Stolen 18th-century crown returned to Ethiopia after ‘discovery’ in Europe

Ethiopia’s Prime Minister, Abiy Ahmed, right, with gloved hands as he officially hands over a crown to the country’s tourism minister, Hirut Kassaw, Thursday (Feb. 20). (Photo: Twitter @AbiyAhmedAli)

Over 20 years after its discovery in the Netherlands, a rare, stolen crown from the 18th century was returned to Ethiopia on Thursday, February 20.

The crown, a ceremonial heirloom belonging to the Ethiopian Orthodox Church, is among several other items, including a cross, that went missing from their original home in Cheleqot in 1993. The crown was discovered in Rotterdam in October 2019.

The handover was facilitated by the Dutch Government, a move that Ethiopian Prime Minister Abiy Ahmed welcomed happily.

“Today #Ethiopia receives a precious crown stolen several years ago and taken to the #Netherlands. I am grateful to Sirak Asfaw and the Netherlands government for facilitating its return,” he tweeted.

The Dutch government, in a statement Thursday, said the crown was the property of the Holy Trinity Church in the village of Cheleqot.

For years the crown was in the hands of Sirak Asfaw, a Dutch national of Ethiopian origin, the statement added.

The 18th Century Ethiopian crown has been returned home after being hidden in a Dutch flat for the past 21-years. (Photo: Twitter @AbiyAhmedAli)

On the part of both governments, it is not clear how the crown left Ethiopia or ended up in the Netherlands.

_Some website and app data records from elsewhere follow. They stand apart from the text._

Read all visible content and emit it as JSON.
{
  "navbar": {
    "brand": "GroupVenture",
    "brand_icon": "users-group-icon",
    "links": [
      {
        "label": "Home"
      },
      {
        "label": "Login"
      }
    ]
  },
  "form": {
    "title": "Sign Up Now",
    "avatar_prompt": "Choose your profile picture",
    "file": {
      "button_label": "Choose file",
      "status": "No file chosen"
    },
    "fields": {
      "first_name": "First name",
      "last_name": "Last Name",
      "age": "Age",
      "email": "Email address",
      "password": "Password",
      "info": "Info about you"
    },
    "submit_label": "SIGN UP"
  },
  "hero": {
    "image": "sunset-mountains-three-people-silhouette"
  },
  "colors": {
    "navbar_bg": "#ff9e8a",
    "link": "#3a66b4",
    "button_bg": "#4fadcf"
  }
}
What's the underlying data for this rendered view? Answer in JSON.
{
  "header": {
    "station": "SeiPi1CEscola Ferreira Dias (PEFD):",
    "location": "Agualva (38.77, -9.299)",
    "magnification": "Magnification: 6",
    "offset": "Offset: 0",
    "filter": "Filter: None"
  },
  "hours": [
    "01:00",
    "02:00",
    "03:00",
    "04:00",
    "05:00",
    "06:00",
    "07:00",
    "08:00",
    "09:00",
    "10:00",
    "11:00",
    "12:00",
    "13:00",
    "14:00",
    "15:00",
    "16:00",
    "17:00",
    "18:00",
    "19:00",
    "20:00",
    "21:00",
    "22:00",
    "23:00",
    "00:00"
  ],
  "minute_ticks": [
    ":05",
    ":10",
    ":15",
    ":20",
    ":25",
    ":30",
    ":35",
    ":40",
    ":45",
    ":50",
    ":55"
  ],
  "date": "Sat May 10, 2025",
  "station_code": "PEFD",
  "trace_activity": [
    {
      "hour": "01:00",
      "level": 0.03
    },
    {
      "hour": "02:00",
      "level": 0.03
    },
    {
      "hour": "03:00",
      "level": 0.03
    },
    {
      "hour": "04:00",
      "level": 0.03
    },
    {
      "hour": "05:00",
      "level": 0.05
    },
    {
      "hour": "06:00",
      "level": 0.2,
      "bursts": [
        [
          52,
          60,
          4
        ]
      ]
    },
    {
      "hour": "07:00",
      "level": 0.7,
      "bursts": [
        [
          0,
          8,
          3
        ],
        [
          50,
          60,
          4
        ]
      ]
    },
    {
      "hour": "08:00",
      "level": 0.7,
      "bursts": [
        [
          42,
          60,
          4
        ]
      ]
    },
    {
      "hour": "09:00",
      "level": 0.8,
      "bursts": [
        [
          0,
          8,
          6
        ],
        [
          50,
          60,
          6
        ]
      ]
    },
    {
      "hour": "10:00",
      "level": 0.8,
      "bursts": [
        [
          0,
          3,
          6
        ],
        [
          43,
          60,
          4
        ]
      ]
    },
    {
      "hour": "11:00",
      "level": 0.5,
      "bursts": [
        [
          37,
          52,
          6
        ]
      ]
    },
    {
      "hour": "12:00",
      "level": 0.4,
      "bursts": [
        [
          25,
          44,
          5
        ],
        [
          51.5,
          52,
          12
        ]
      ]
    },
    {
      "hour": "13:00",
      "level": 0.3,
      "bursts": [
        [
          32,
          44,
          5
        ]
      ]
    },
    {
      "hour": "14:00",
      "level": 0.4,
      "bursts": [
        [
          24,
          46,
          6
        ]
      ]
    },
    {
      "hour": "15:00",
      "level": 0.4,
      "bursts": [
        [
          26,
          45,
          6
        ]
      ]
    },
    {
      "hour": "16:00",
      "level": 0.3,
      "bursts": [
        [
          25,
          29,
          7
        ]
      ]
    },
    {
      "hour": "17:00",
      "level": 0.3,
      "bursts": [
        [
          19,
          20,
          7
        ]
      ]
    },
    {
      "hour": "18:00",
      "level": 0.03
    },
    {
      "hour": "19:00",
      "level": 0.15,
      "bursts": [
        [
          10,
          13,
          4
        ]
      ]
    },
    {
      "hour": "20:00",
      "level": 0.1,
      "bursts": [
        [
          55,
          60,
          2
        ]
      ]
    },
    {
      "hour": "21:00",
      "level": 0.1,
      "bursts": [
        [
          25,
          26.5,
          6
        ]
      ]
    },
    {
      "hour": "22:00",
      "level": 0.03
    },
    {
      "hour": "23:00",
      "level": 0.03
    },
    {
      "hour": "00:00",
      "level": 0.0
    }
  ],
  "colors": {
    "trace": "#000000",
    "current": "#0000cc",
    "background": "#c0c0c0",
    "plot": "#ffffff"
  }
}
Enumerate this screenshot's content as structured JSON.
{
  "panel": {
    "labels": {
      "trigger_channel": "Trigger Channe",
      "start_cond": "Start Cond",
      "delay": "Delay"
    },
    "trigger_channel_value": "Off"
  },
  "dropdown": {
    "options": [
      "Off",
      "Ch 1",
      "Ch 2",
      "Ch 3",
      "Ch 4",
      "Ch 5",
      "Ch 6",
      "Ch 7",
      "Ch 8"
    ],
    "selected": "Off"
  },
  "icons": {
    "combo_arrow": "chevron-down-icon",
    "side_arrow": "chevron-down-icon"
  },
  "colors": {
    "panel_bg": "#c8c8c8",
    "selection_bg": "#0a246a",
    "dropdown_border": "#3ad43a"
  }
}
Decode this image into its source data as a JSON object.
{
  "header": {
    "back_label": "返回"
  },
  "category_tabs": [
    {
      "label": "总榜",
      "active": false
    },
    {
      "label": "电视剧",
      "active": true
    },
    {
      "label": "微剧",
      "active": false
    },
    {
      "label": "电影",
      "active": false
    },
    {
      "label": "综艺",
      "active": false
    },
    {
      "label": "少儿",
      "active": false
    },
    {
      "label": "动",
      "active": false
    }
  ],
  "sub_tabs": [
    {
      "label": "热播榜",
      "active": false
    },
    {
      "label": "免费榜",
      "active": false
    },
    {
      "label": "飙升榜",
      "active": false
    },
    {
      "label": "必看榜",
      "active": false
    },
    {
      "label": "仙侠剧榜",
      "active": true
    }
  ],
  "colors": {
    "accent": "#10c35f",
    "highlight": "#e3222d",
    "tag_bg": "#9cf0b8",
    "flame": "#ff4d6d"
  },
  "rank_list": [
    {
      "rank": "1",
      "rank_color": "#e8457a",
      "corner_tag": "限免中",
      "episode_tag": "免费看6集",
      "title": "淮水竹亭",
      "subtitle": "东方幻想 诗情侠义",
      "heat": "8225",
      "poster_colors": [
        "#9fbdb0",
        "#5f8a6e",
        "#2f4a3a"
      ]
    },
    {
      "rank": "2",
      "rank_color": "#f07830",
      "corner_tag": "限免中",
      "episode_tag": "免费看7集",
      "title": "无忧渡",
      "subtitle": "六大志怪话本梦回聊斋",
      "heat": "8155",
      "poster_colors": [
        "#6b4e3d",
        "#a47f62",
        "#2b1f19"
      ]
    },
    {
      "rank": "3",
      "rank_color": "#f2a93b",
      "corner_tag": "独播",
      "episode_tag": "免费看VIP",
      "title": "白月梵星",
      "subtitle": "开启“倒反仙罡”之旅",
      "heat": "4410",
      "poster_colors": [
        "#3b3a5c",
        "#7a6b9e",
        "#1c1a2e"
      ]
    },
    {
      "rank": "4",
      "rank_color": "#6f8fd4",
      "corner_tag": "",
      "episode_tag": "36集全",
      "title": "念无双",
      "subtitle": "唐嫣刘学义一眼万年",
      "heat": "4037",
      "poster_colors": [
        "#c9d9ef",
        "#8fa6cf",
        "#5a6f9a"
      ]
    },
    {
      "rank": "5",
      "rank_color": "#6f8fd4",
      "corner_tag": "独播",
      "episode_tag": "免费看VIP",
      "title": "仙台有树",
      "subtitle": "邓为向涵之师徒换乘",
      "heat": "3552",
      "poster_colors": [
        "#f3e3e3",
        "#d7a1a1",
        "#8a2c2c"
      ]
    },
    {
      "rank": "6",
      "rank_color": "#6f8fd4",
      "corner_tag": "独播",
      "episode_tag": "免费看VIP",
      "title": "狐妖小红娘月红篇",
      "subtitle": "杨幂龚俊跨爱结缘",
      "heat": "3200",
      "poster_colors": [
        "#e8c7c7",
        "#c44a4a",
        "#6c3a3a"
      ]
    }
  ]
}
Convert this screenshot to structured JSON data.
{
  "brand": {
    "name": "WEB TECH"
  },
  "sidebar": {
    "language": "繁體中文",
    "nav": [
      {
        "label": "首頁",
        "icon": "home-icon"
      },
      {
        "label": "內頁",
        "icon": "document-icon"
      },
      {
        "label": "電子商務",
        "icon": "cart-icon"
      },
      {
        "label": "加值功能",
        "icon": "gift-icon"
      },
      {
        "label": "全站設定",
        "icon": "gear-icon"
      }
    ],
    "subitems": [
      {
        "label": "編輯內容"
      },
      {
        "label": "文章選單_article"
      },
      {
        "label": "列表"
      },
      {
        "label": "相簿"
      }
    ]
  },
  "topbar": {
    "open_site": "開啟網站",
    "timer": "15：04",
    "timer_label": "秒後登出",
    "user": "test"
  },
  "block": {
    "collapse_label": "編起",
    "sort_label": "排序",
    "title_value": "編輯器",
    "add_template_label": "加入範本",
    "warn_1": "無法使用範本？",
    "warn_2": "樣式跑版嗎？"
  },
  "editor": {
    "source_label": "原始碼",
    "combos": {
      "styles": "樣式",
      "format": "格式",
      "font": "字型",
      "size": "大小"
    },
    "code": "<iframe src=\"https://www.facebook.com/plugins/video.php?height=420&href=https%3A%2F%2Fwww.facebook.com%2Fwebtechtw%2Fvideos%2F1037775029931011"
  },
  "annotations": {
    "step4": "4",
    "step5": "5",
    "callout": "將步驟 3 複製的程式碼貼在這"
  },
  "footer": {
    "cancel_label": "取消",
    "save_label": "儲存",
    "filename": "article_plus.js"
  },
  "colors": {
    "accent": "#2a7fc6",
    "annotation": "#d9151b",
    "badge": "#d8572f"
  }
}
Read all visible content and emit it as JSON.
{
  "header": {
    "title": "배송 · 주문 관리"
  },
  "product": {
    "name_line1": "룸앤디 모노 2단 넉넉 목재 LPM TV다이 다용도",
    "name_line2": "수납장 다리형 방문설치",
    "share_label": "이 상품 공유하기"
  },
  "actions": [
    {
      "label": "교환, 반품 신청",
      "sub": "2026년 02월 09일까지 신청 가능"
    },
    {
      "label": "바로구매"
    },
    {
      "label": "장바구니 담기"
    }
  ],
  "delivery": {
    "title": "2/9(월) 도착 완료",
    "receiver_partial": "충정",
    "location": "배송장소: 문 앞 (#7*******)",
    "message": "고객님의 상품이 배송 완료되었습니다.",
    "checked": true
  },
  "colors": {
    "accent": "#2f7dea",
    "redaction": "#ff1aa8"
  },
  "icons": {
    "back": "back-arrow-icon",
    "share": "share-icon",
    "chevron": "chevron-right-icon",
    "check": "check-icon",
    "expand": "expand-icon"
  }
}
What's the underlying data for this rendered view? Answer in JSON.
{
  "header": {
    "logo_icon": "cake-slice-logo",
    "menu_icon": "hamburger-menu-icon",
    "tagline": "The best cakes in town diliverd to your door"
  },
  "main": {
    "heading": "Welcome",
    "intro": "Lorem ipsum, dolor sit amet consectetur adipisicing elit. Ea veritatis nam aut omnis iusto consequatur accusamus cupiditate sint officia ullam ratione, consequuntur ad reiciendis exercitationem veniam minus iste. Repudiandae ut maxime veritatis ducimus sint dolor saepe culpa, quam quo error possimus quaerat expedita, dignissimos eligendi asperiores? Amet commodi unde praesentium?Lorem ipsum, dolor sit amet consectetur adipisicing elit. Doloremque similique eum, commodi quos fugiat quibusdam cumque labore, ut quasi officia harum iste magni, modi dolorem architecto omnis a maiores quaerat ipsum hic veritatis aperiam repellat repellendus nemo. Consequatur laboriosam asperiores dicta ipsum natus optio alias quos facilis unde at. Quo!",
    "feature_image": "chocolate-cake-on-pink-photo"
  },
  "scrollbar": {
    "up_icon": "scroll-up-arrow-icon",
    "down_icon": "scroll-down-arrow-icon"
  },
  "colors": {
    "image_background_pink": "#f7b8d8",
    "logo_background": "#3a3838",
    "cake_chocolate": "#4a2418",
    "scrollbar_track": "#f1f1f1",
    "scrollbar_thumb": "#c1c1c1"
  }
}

According to Hirut Kassaw, Minister of Culture and Tourism, the crown will be on display at Ethiopia’s national museum in Addis Ababa for a few days, before being returned to its original home in the church in Cheleqot.